    Chapter 4- The American Revolution

    Chapter 5- Forming a Government

    Chapter 6- Citizenship and the Constitution

    Chapter 7- Launching the Nation

    Chapter 8- The Jefferson Era

    Chapter 9- A New National Identity

    Chapter 10- The Age of Jackson

    Chapter 11- Expanding West

    Chapter 12- The North

    Chapter 13- The South

    Chapter 14- New Movements in America

    Chapter 15- A Divided Nation

    Chapter 16- The Civil War


    World Language

    Developing – Seventh Grade

    Unit 1:  Our Identities: How does what I do define who I am?

    Throughout this unit, students will have the opportunity to explain who they are and how they interact with others. They will consider the impression made by what people wear and understand that clothing is part of our identity.  They will then learn about and reflect on important people or heroes, individuals who have contributed or are contributing to society.

    Unit 2:  Healthy Lifestyle: What does it mean to be healthy?

    Students will consider healthy lifestyle factors — diet, exercise, daily routine, and world health issues. Students will compare American cuisine to the various cuisines of the target language countries. They will consider the type of food that they and others eat and will indicate their likes and dislikes. They will be able to say why they eat/don’t eat certain foods, describing their tastes and commenting on how healthy or unhealthy certain foods are. Students will compare and contrast the American food pyramid to the pyramids of other countries and cultures. They will create their own personal pyramid and discuss that pyramid with their peers. In this unit, students will examine the lives of individuals from different countries. They will look at where they live and the foods they eat and will compare and contrast their standard of living in terms of overall health. Finally, they will consider where hunger is prevalent. As a class, students will work individually and in groups to address nutritional and health issues in their community.

    Unit 3:  Life as an Exchange Student: What are the advantages and disadvantages of experiencing new places? How do we begin to understand another culture?

    Students will have a chance to select a city or town where they would like to live as an exchange student. In preparation for their time abroad, they will become aware of their new community. They will research their city using tools such as Google Earth to become familiar with the neighborhood and will use online resources to locate the home where they will live and the school they will attend. They will also identify their real or fictional host family. Students will make plans for what they will do on free days and will include information on how they will get around town. Students will also create a packing list based on anticipated activities and local weather conditions.

    Unit 4:  Responsibility: How do my actions impact others?

    In this unit, students will consider how their actions impact others both at home and globally.  They will discuss their responsibilities at home and their responsibility to a healthy planet.

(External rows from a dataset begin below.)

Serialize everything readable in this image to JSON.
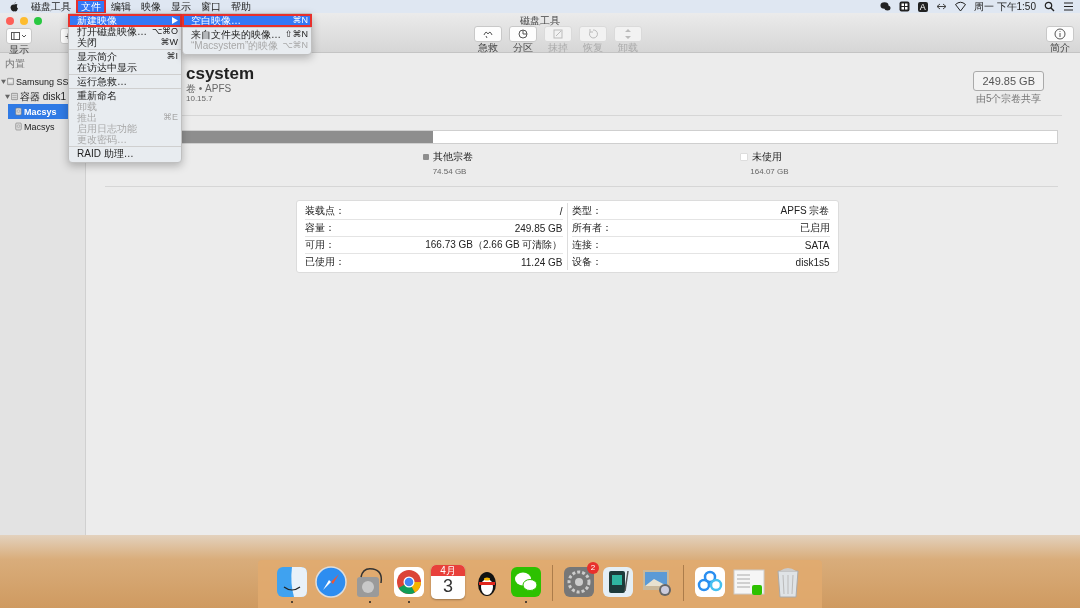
{
  "menubar": {
    "menus": [
      {
        "label": "磁盘工具",
        "selected": false,
        "annotated": false
      },
      {
        "label": "文件",
        "selected": true,
        "annotated": true
      },
      {
        "label": "编辑",
        "selected": false,
        "annotated": false
      },
      {
        "label": "映像",
        "selected": false,
        "annotated": false
      },
      {
        "label": "显示",
        "selected": false,
        "annotated": false
      },
      {
        "label": "窗口",
        "selected": false,
        "annotated": false
      },
      {
        "label": "帮助",
        "selected": false,
        "annotated": false
      }
    ],
    "input_method": "A",
    "clock": "周一 下午1:50"
  },
  "window": {
    "title": "磁盘工具",
    "view_label": "显示",
    "add": "+",
    "info_label": "简介",
    "tools": [
      {
        "label": "急救",
        "kind": "firstaid",
        "disabled": false
      },
      {
        "label": "分区",
        "kind": "partition",
        "disabled": false
      },
      {
        "label": "抹掉",
        "kind": "erase",
        "disabled": true
      },
      {
        "label": "恢复",
        "kind": "restore",
        "disabled": true
      },
      {
        "label": "卸载",
        "kind": "unmount",
        "disabled": true
      }
    ]
  },
  "sidebar": {
    "section": "内置",
    "items": [
      {
        "label": "Samsung SS",
        "kind": "disk",
        "selected": false,
        "expanded": true,
        "children": [
          {
            "label": "容器 disk1",
            "kind": "container",
            "selected": false,
            "expanded": true,
            "children": [
              {
                "label": "Macsys",
                "kind": "volume",
                "selected": true
              },
              {
                "label": "Macsys",
                "kind": "volume",
                "selected": false
              }
            ]
          }
        ]
      }
    ]
  },
  "volume": {
    "name": "csystem",
    "subtitle": "卷 • APFS",
    "version": "10.15.7",
    "capacity": "249.85 GB",
    "capacity_note": "由5个宗卷共享",
    "segments": [
      {
        "name": "其他宗卷",
        "size": "74.54 GB",
        "color": "#8e8e8e",
        "level": 0.344
      },
      {
        "name": "未使用",
        "size": "164.07 GB",
        "color": "#ffffff"
      }
    ]
  },
  "details": {
    "left": [
      {
        "label": "装载点：",
        "value": "/"
      },
      {
        "label": "容量：",
        "value": "249.85 GB"
      },
      {
        "label": "可用：",
        "value": "166.73 GB（2.66 GB 可清除）"
      },
      {
        "label": "已使用：",
        "value": "11.24 GB"
      }
    ],
    "right": [
      {
        "label": "类型：",
        "value": "APFS 宗卷"
      },
      {
        "label": "所有者：",
        "value": "已启用"
      },
      {
        "label": "连接：",
        "value": "SATA"
      },
      {
        "label": "设备：",
        "value": "disk1s5"
      }
    ]
  },
  "file_menu": {
    "items": [
      {
        "kind": "item",
        "label": "新建映像",
        "selected": true,
        "annotated": true,
        "disabled": false,
        "submenu": true
      },
      {
        "kind": "item",
        "label": "打开磁盘映像…",
        "shortcut": "⌥⌘O",
        "selected": false,
        "annotated": false,
        "disabled": false
      },
      {
        "kind": "item",
        "label": "关闭",
        "shortcut": "⌘W",
        "selected": false,
        "annotated": false,
        "disabled": false
      },
      {
        "kind": "separator"
      },
      {
        "kind": "item",
        "label": "显示简介",
        "shortcut": "⌘I",
        "selected": false,
        "annotated": false,
        "disabled": false
      },
      {
        "kind": "item",
        "label": "在访达中显示",
        "selected": false,
        "annotated": false,
        "disabled": false
      },
      {
        "kind": "separator"
      },
      {
        "kind": "item",
        "label": "运行急救…",
        "selected": false,
        "annotated": false,
        "disabled": false
      },
      {
        "kind": "separator"
      },
      {
        "kind": "item",
        "label": "重新命名",
        "selected": false,
        "annotated": false,
        "disabled": false
      },
      {
        "kind": "item",
        "label": "卸载",
        "selected": false,
        "annotated": false,
        "disabled": true
      },
      {
        "kind": "item",
        "label": "推出",
        "shortcut": "⌘E",
        "selected": false,
        "annotated": false,
        "disabled": true
      },
      {
        "kind": "item",
        "label": "启用日志功能",
        "selected": false,
        "annotated": false,
        "disabled": true
      },
      {
        "kind": "item",
        "label": "更改密码…",
        "selected": false,
        "annotated": false,
        "disabled": true
      },
      {
        "kind": "separator"
      },
      {
        "kind": "item",
        "label": "RAID 助理…",
        "selected": false,
        "annotated": false,
        "disabled": false
      }
    ]
  },
  "submenu": {
    "items": [
      {
        "kind": "item",
        "label": "空白映像…",
        "shortcut": "⌘N",
        "selected": true,
        "annotated": true,
        "disabled": false
      },
      {
        "kind": "separator"
      },
      {
        "kind": "item",
        "label": "来自文件夹的映像…",
        "shortcut": "⇧⌘N",
        "selected": false,
        "annotated": false,
        "disabled": false
      },
      {
        "kind": "item",
        "label": "“Macsystem”的映像",
        "shortcut": "⌥⌘N",
        "selected": false,
        "annotated": false,
        "disabled": true
      }
    ]
  },
  "dock": {
    "apps": [
      {
        "kind": "finder",
        "running": true
      },
      {
        "kind": "safari",
        "running": false
      },
      {
        "kind": "diskutility",
        "running": true
      },
      {
        "kind": "chrome",
        "running": true
      },
      {
        "kind": "calendar",
        "running": false,
        "month": "4月",
        "day": "3"
      },
      {
        "kind": "penguin",
        "running": false
      },
      {
        "kind": "wechat",
        "running": true
      },
      {
        "kind": "separator"
      },
      {
        "kind": "settings",
        "running": false,
        "badge": "2"
      },
      {
        "kind": "tablet",
        "running": false
      },
      {
        "kind": "preview",
        "running": false
      },
      {
        "kind": "separator"
      },
      {
        "kind": "cloud",
        "running": false
      },
      {
        "kind": "filewindow",
        "running": false
      },
      {
        "kind": "trash",
        "running": false
      }
    ]
  }
}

Students will have the opportunity to assess their personal carbon footprint and will use those results to discuss helpful and harmful practices. They will compare environmental conditions across cultures and will consider how environmental factors impact their lives. Environmental efforts being made in other countries will be highlighted and compared to efforts in their local community. They will create a product that explains the issue of personal responsibility in a meaningful way.